Cancel your magazine subscriptions! Save that paper for napkins, because with an iPhone in hand, you have access to the Zinio Mobile Newsstand, which proudly displays its top-selling titles in their entirety free for iPhone users. Texterity is also participating in the free periodical push, making over 50 consumer and business magazines available for iPhone users through their interface.
Reading the New York Times on an iPhone is a snap with the NYTimes app. Streaming the most up-to-date news is just a button-tap away. Check out the Australian News and Russian News apps as well, for a taste of what they’re reading overseas. Ever without apps, more and more local newspapers are optimizing their websites for iPhone viewing. Those who don’t are generally still legible, too, so the Backwoods Technology Hater Gazette might even be available for online consumption with the iPhone.
What gadgets do you use to replace a handful of other gadgets? Let me know below!
Update: April 22, 2016
Okay, so this is great. It looks like the iPhone that I owned at this time I wrote this post was the iPhone 3G, which, you’ll note, is a bit of a Newton compared to today’s models.
I want to make that clear, because it kind of puts the above post in perspective.
Can we talk about the 1.3 megapixel camera? Or the 480×320 resolution? And that it’s a lovely replacement for your portable DVD player! I’m pretty sure this must have been pre-App Store, as well, based on the number of links to independent develop sites for those apps.
But moving past the geek-worthy time capsule that this post turned out to be, I want to note that this marks a moment that I’ve returned to several times over the years in which I flurried between bigger-picture philosophical musings and highly practical how-to style posts.
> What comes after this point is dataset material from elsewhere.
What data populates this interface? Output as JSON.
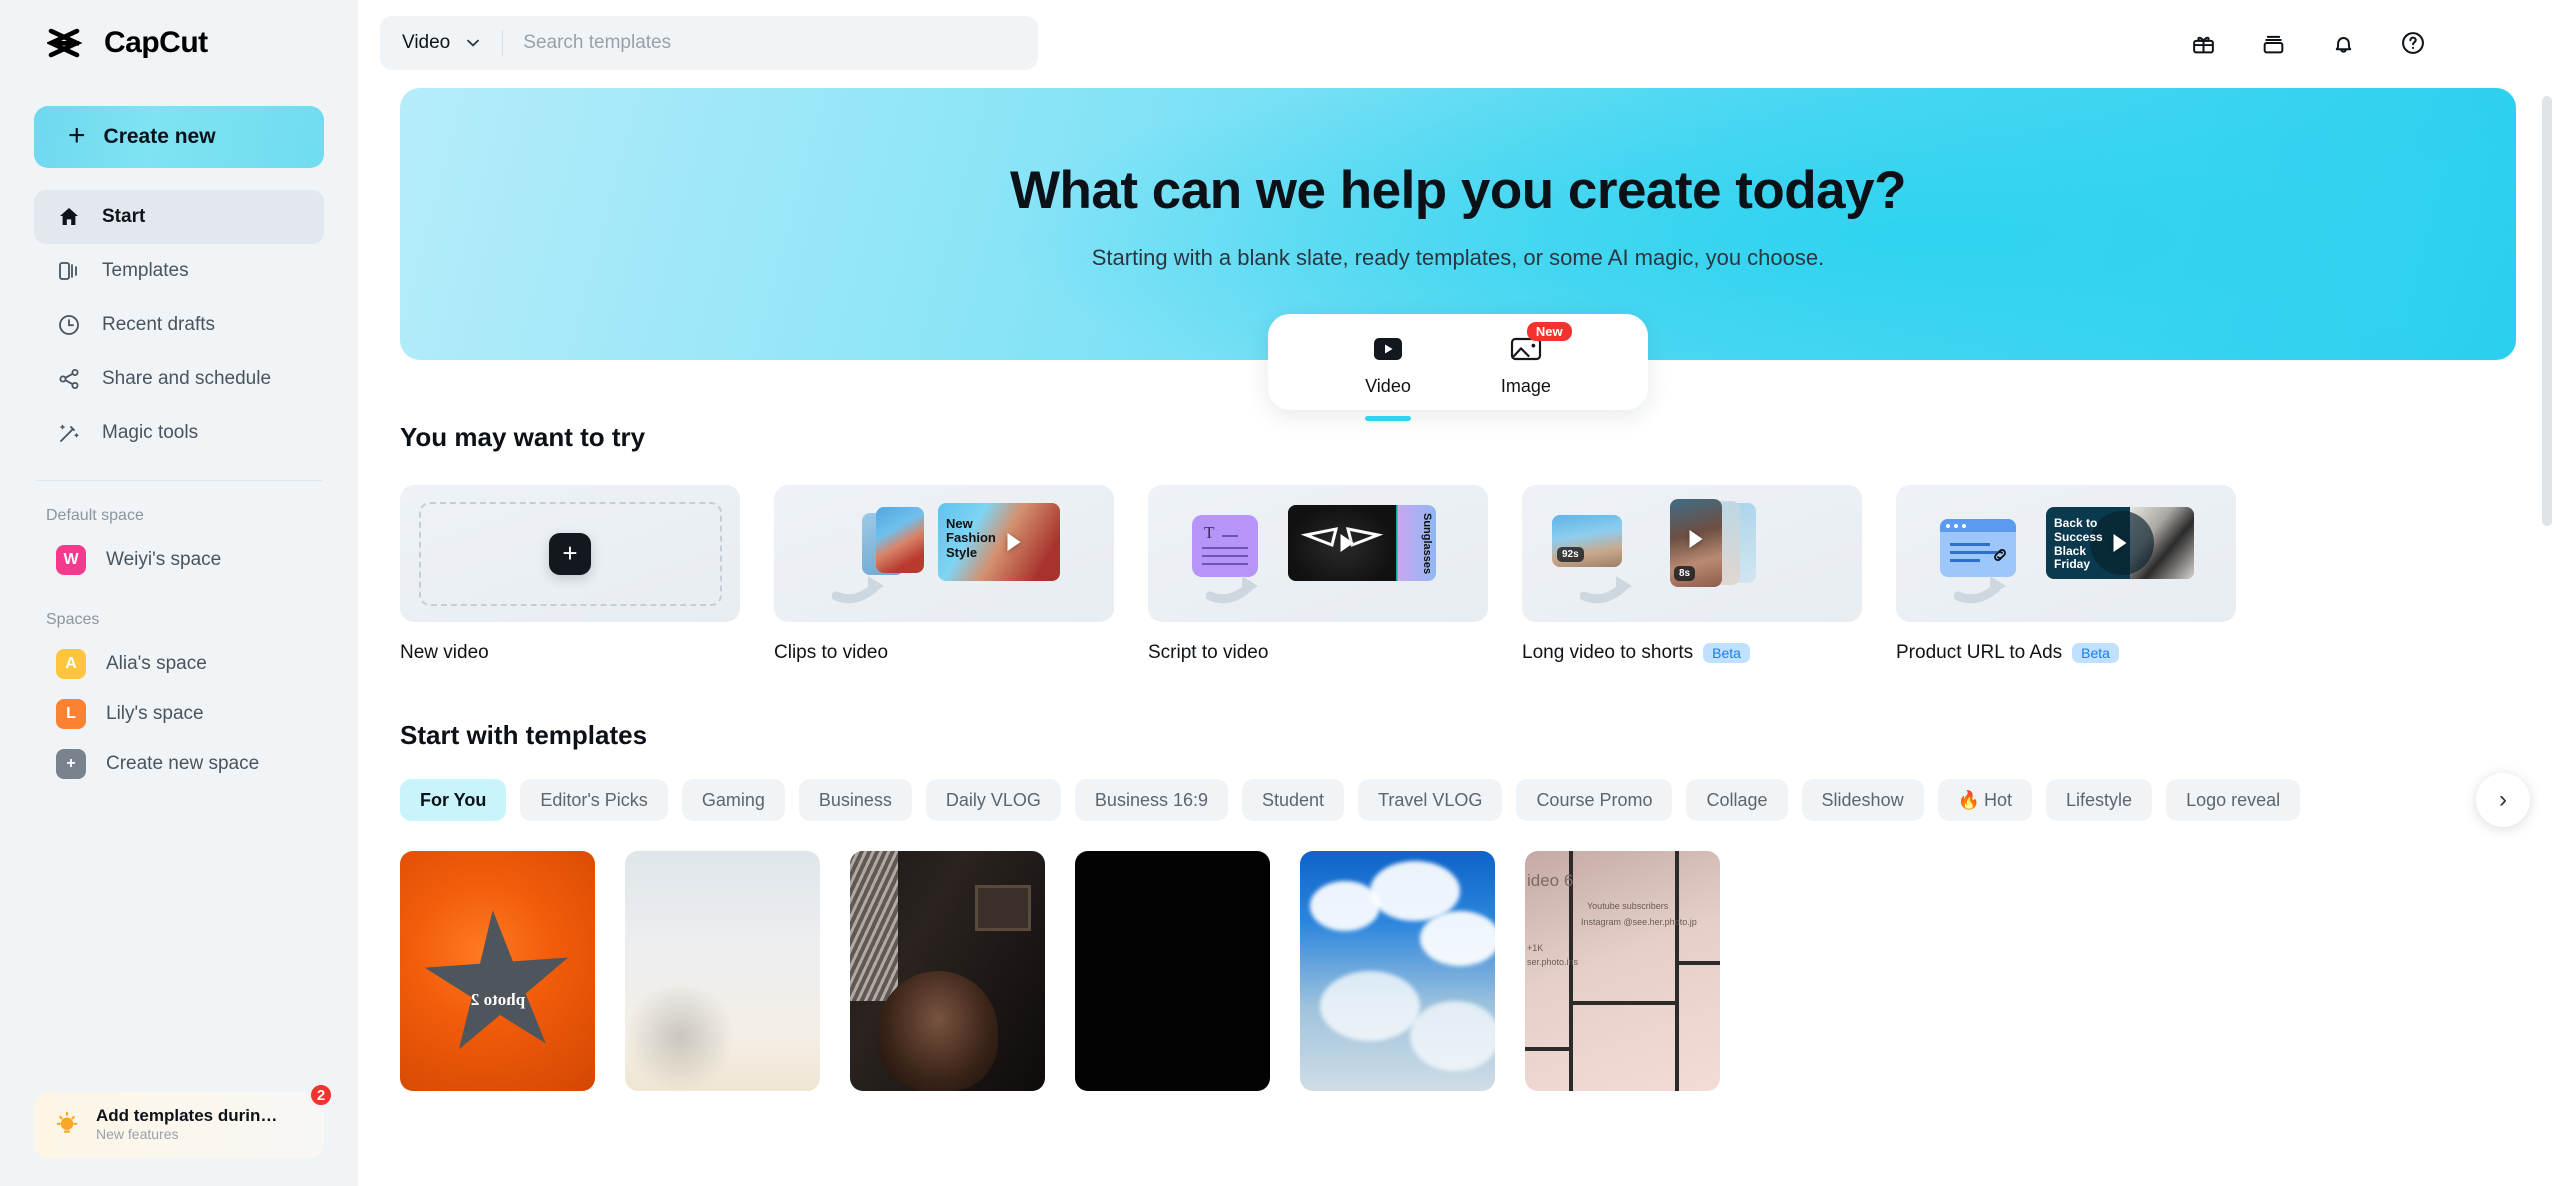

I ended up refocusing on the former eventually, and I tend to relegate the latter elsewhere, but you’ll see a lot of this, particularly early on, before I knew exactly what I wanted this blog to be.